Sandy Springs: Wisdom for Dad’s grown-up little girl

A couple of years ago our son Zach turned 21 — the first of our two to arrive at the mythic portal to adulthood.

At the time I struggled with a few things — the fact I had a 21-year-old, what this would mean to his life (and mine), and making the most of the way post as a time for sharing some of things I learned in the 33 years since I hit the storied 2-1 without sounding like a scold.

My intent was good, the sentiment heartfelt, but after his birthday cake diminished to crumbs I didn’t feel I’d come close to hitting the target.

But never one to chary from tilting at another windmill, I just assumed when our daughter Amelia enjoyed her 21st I’d do better. I’d learn from my past experience and the wisdom would flow. Or not.

Part of the quandary is that turning 21 is all about a milestone in terms of the legal community.

Those final hurdles — reaching the legal drinking age and being older enough to procure firearms — have been cleared. We let our young’uns prep for adult life at age 18 when we let them vote, join the military and get tattooed.

But what disjoins the 20-year-old who can’t buy a case of beer on one day from the 21-year-old securing it legally at the stroke of midnight? Other than a flip of the calendar, that is?

Do any of us truly mature by simply turning 21? The answer, of course, is no.

I’m not barnstorming for an earlier age of legal adult status. Based on my own behavior, 30 might have been a better choice. It might be wiser if those circling birthday No. 21 on the calendar were the parents and not the offspring.

Perhaps at birth the new parents should be handed a countdown clock to the new baby’s 21st as a reminder of the time they have to do what they can so a better-prepared adult can be made ready.

Trying to inure maturity along with facile potty technique and the fundamentals of dinner-table mien takes an appreciable amount of energy. It’s understandable larger life topics (accountability, morality, etc.) don’t always make the to-do list in the first 24 months.

Happily, through the diligent efforts of her mom, Amelia was ready to turn 21 when it came a week ago. She’s kind, caring, honest and passionate — all making my task manifest. So here’s my second, and last, “you’re turning 21” speech, and it’s just three things:

This is your time to shine. I have not a shred of doubt that great days lie ahead.

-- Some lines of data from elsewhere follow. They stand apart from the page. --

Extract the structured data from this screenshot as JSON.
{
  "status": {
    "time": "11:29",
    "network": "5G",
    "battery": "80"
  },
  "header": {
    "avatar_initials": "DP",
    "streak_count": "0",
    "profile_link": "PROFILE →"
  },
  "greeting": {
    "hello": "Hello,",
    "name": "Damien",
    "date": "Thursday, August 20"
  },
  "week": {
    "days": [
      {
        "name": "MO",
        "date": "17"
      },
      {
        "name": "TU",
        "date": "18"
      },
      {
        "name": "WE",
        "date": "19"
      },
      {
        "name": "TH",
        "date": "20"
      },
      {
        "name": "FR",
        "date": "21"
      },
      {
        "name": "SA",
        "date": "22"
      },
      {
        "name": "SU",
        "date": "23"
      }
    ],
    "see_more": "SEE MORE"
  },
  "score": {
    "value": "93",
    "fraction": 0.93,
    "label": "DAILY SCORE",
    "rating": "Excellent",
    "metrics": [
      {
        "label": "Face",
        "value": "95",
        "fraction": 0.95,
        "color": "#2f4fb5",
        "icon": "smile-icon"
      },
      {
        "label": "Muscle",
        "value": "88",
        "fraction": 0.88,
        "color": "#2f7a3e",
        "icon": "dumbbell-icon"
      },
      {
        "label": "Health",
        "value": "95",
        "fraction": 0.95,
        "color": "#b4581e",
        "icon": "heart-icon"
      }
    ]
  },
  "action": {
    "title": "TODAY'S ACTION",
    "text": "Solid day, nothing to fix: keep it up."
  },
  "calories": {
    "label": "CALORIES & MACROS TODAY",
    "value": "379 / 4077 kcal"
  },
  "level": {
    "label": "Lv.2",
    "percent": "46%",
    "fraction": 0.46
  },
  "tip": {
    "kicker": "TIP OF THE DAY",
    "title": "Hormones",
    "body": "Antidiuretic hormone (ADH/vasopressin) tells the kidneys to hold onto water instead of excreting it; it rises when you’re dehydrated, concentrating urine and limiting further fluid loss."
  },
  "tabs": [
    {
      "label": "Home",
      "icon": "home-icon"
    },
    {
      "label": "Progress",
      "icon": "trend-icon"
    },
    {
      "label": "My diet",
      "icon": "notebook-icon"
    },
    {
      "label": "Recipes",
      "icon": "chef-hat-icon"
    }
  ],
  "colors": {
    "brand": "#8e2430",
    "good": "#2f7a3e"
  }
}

Regardless of your age, the promise I made on the day you graduated high school will never expire — should you ever need me, wherever you are — just whistle and I’ll come running.

Whether you’re 21, 31 or 101, that candle in the window will always be lit. I love you so much. ...


Jim Osterman lives in Sandy Springs. Reach him at